» What is needed
In the entries below, find the string "true" and return each line holding it.

» Data for review
____________________

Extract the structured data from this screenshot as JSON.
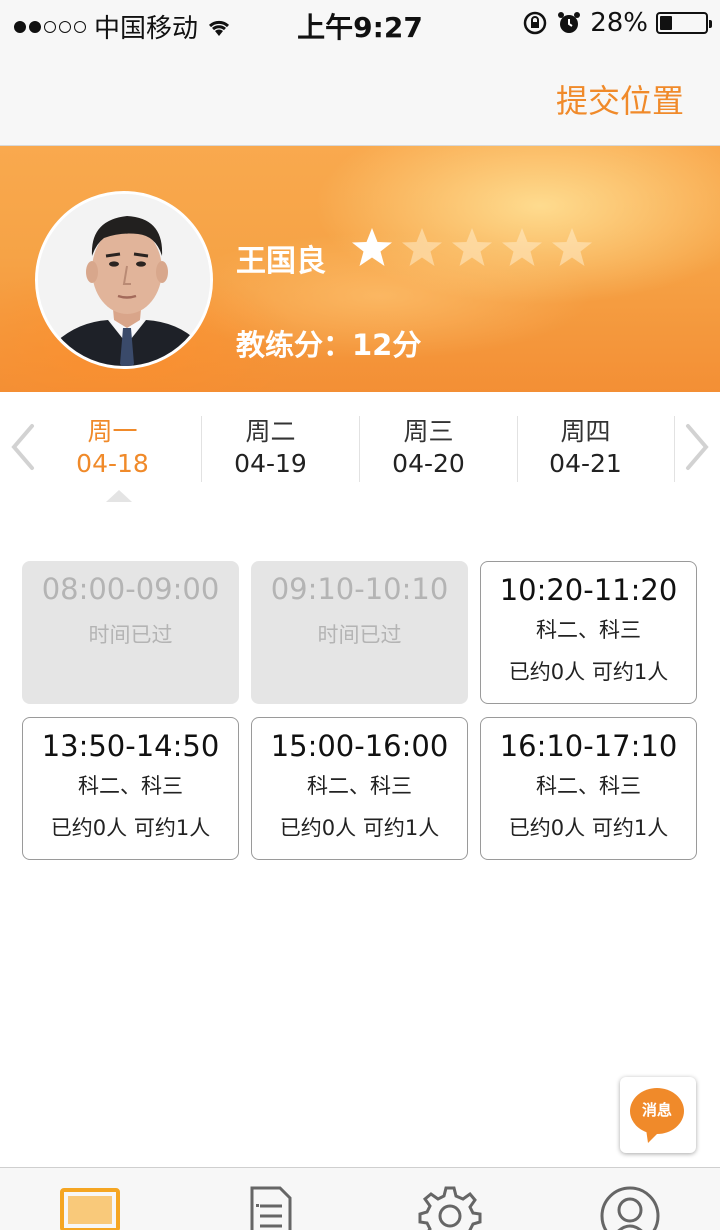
{
  "status_bar": {
    "carrier": "中国移动",
    "time": "上午9:27",
    "battery": "28%",
    "battery_level": 0.28,
    "signal_bars_filled": 2,
    "signal_bars_total": 5
  },
  "nav": {
    "submit_location_label": "提交位置"
  },
  "profile": {
    "name": "王国良",
    "rating": 1,
    "rating_max": 5,
    "score_label": "教练分：12分"
  },
  "dates": {
    "days": [
      {
        "weekday": "周一",
        "date": "04-18",
        "active": true
      },
      {
        "weekday": "周二",
        "date": "04-19",
        "active": false
      },
      {
        "weekday": "周三",
        "date": "04-20",
        "active": false
      },
      {
        "weekday": "周四",
        "date": "04-21",
        "active": false
      }
    ]
  },
  "slots": [
    {
      "time": "08:00-09:00",
      "status": "时间已过",
      "past": true
    },
    {
      "time": "09:10-10:10",
      "status": "时间已过",
      "past": true
    },
    {
      "time": "10:20-11:20",
      "subjects": "科二、科三",
      "capacity": "已约0人 可约1人",
      "past": false
    },
    {
      "time": "13:50-14:50",
      "subjects": "科二、科三",
      "capacity": "已约0人 可约1人",
      "past": false
    },
    {
      "time": "15:00-16:00",
      "subjects": "科二、科三",
      "capacity": "已约0人 可约1人",
      "past": false
    },
    {
      "time": "16:10-17:10",
      "subjects": "科二、科三",
      "capacity": "已约0人 可约1人",
      "past": false
    }
  ],
  "message_button": {
    "label": "消息"
  },
  "tabs": [
    {
      "icon": "monitor-icon",
      "active": true
    },
    {
      "icon": "document-list-icon",
      "active": false
    },
    {
      "icon": "gear-icon",
      "active": false
    },
    {
      "icon": "user-profile-icon",
      "active": false
    }
  ],
  "colors": {
    "accent": "#f08a2a",
    "banner": "#f6a346",
    "past_slot_bg": "#e5e5e5"
  }
}
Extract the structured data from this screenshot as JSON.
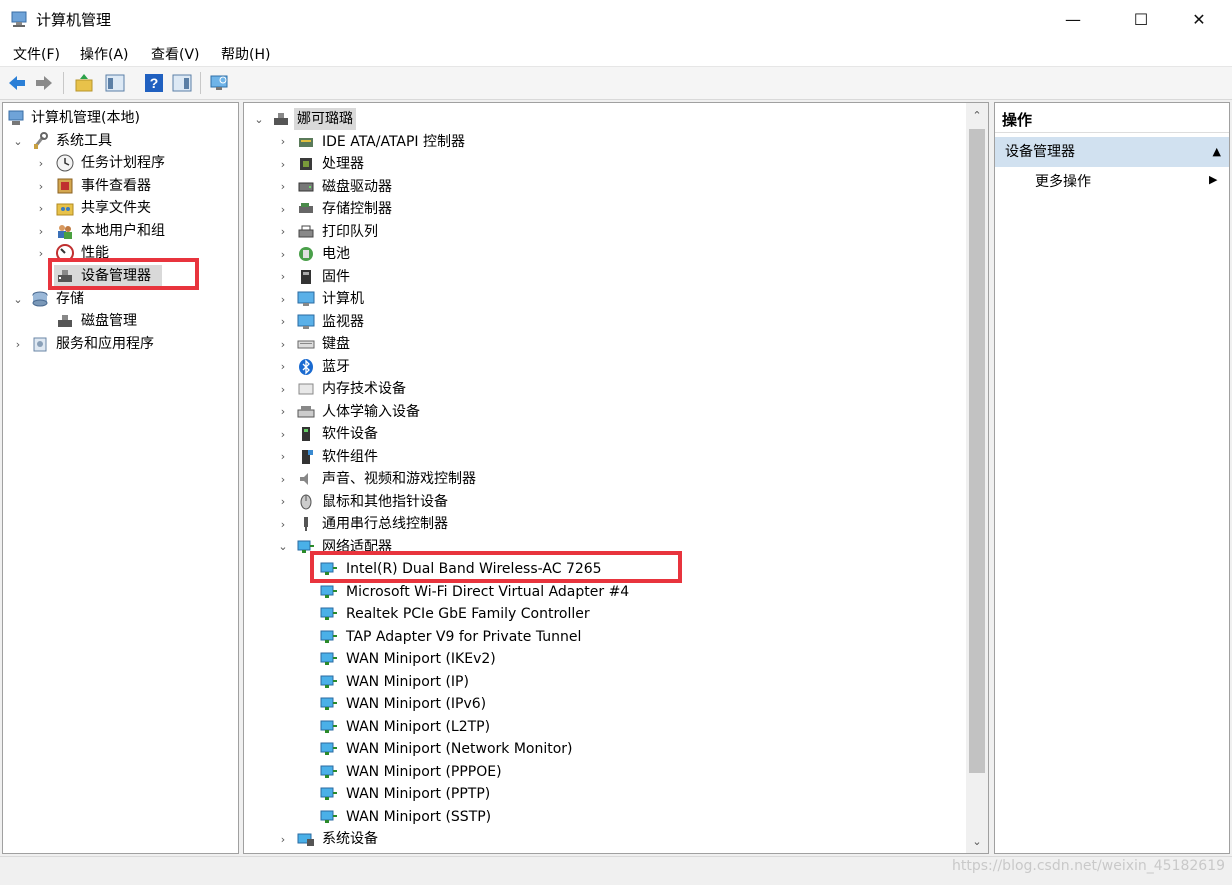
{
  "window": {
    "title": "计算机管理",
    "minimize": "—",
    "maximize": "☐",
    "close": "✕"
  },
  "menu": [
    "文件(F)",
    "操作(A)",
    "查看(V)",
    "帮助(H)"
  ],
  "toolbar": {
    "buttons": [
      "back-arrow-icon",
      "forward-arrow-icon",
      "up-folder-icon",
      "show-hide-console-tree-icon",
      "help-icon",
      "show-hide-action-pane-icon",
      "monitor-scan-icon"
    ]
  },
  "left_tree": {
    "root": "计算机管理(本地)",
    "system_tools": "系统工具",
    "items": [
      "任务计划程序",
      "事件查看器",
      "共享文件夹",
      "本地用户和组",
      "性能",
      "设备管理器"
    ],
    "storage": "存储",
    "disk_management": "磁盘管理",
    "services": "服务和应用程序"
  },
  "device_tree": {
    "root": "娜可璐璐",
    "categories": [
      "IDE ATA/ATAPI 控制器",
      "处理器",
      "磁盘驱动器",
      "存储控制器",
      "打印队列",
      "电池",
      "固件",
      "计算机",
      "监视器",
      "键盘",
      "蓝牙",
      "内存技术设备",
      "人体学输入设备",
      "软件设备",
      "软件组件",
      "声音、视频和游戏控制器",
      "鼠标和其他指针设备",
      "通用串行总线控制器"
    ],
    "network": "网络适配器",
    "network_adapters": [
      "Intel(R) Dual Band Wireless-AC 7265",
      "Microsoft Wi-Fi Direct Virtual Adapter #4",
      "Realtek PCIe GbE Family Controller",
      "TAP Adapter V9 for Private Tunnel",
      "WAN Miniport (IKEv2)",
      "WAN Miniport (IP)",
      "WAN Miniport (IPv6)",
      "WAN Miniport (L2TP)",
      "WAN Miniport (Network Monitor)",
      "WAN Miniport (PPPOE)",
      "WAN Miniport (PPTP)",
      "WAN Miniport (SSTP)"
    ],
    "system_devices": "系统设备"
  },
  "actions": {
    "header": "操作",
    "section": "设备管理器",
    "more": "更多操作"
  },
  "watermark": "https://blog.csdn.net/weixin_45182619",
  "colors": {
    "highlight_red": "#e8343d",
    "selection_blue": "#d1e1f0"
  }
}
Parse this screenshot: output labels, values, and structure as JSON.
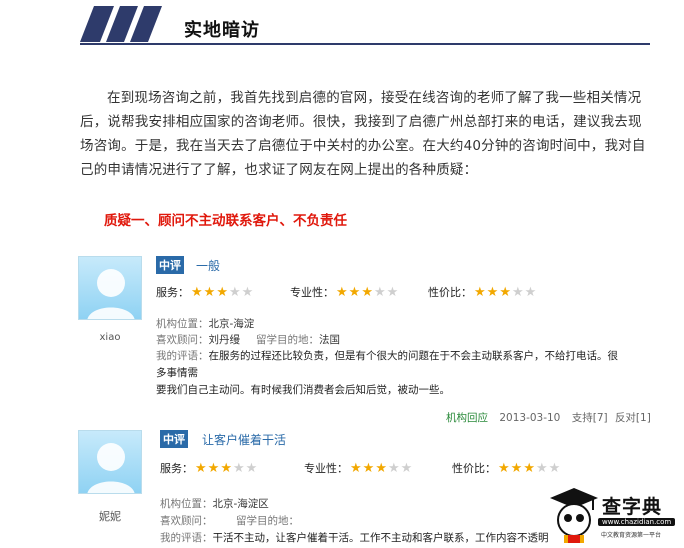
{
  "section": {
    "title": "实地暗访"
  },
  "intro": "在到现场咨询之前，我首先找到启德的官网，接受在线咨询的老师了解了我一些相关情况后，说帮我安排相应国家的咨询老师。很快，我接到了启德广州总部打来的电话，建议我去现场咨询。于是，我在当天去了启德位于中关村的办公室。在大约40分钟的咨询时间中，我对自己的申请情况进行了了解，也求证了网友在网上提出的各种质疑：",
  "doubt_title": "质疑一、顾问不主动联系客户、不负责任",
  "reviews": [
    {
      "rating_label": "中评",
      "title": "一般",
      "username": "xiao",
      "service_label": "服务：",
      "service_stars": 3,
      "professional_label": "专业性：",
      "professional_stars": 3,
      "value_label": "性价比：",
      "value_stars": 3,
      "location_label": "机构位置：",
      "location": "北京-海淀",
      "consultant_label": "喜欢顾问：",
      "consultant": "刘丹缦",
      "destination_label": "留学目的地：",
      "destination": "法国",
      "comment_label": "我的评语：",
      "comment_line1": "在服务的过程还比较负责，但是有个很大的问题在于不会主动联系客户，不给打电话。很多事情需",
      "comment_line2": "要我们自己主动问。有时候我们消费者会后知后觉，被动一些。",
      "footer_reply": "机构回应",
      "footer_date": "2013-03-10",
      "footer_support": "支持[7]",
      "footer_oppose": "反对[1]"
    },
    {
      "rating_label": "中评",
      "title": "让客户催着干活",
      "username": "妮妮",
      "service_label": "服务：",
      "service_stars": 3,
      "professional_label": "专业性：",
      "professional_stars": 3,
      "value_label": "性价比：",
      "value_stars": 3,
      "location_label": "机构位置：",
      "location": "北京-海淀区",
      "consultant_label": "喜欢顾问：",
      "consultant": "",
      "destination_label": "留学目的地：",
      "destination": "",
      "comment_label": "我的评语：",
      "comment_line1": "干活不主动，让客户催着干活。工作不主动和客户联系，工作内容不透明"
    }
  ],
  "logo": {
    "name": "查字典",
    "url": "www.chazidian.com",
    "tagline": "中文教育资源第一平台"
  },
  "colors": {
    "accent_blue": "#2a6aa8",
    "header_navy": "#2e3b6b",
    "alert_red": "#e0180c",
    "star_gold": "#f2a800"
  }
}
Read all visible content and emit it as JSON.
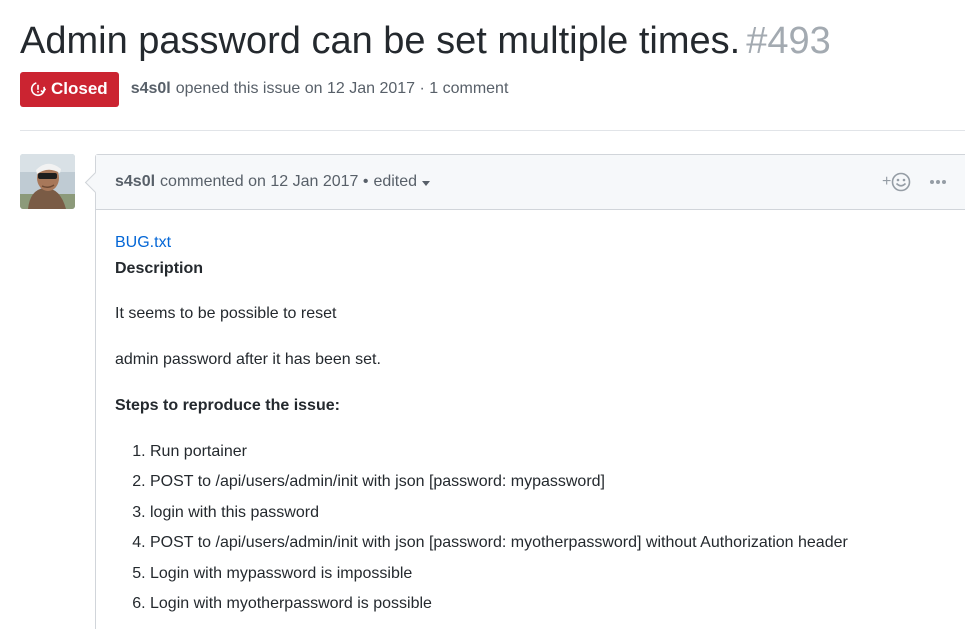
{
  "issue": {
    "title": "Admin password can be set multiple times.",
    "number": "#493",
    "state": "Closed",
    "author": "s4s0l",
    "meta_text": "opened this issue on 12 Jan 2017 · 1 comment"
  },
  "comment": {
    "author": "s4s0l",
    "meta_text": "commented on 12 Jan 2017 •",
    "edited_label": "edited",
    "reaction_label": "+",
    "attachment": "BUG.txt",
    "description_heading": "Description",
    "paragraphs": [
      "It seems to be possible to reset",
      "admin password after it has been set."
    ],
    "steps_heading": "Steps to reproduce the issue:",
    "steps": [
      "Run portainer",
      "POST to /api/users/admin/init with json [password: mypassword]",
      "login with this password",
      "POST to /api/users/admin/init with json [password: myotherpassword] without Authorization header",
      "Login with mypassword is impossible",
      "Login with myotherpassword is possible"
    ]
  },
  "icons": {
    "state": "issue-closed-icon",
    "reaction": "smiley-icon",
    "more": "kebab-horizontal-icon"
  },
  "colors": {
    "closed_badge": "#cb2431",
    "link": "#0366d6",
    "muted": "#586069",
    "issue_number": "#a3aab1"
  }
}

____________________

» Response for this exercise
        "active": true
      "past": true
      "past": true
      "active": true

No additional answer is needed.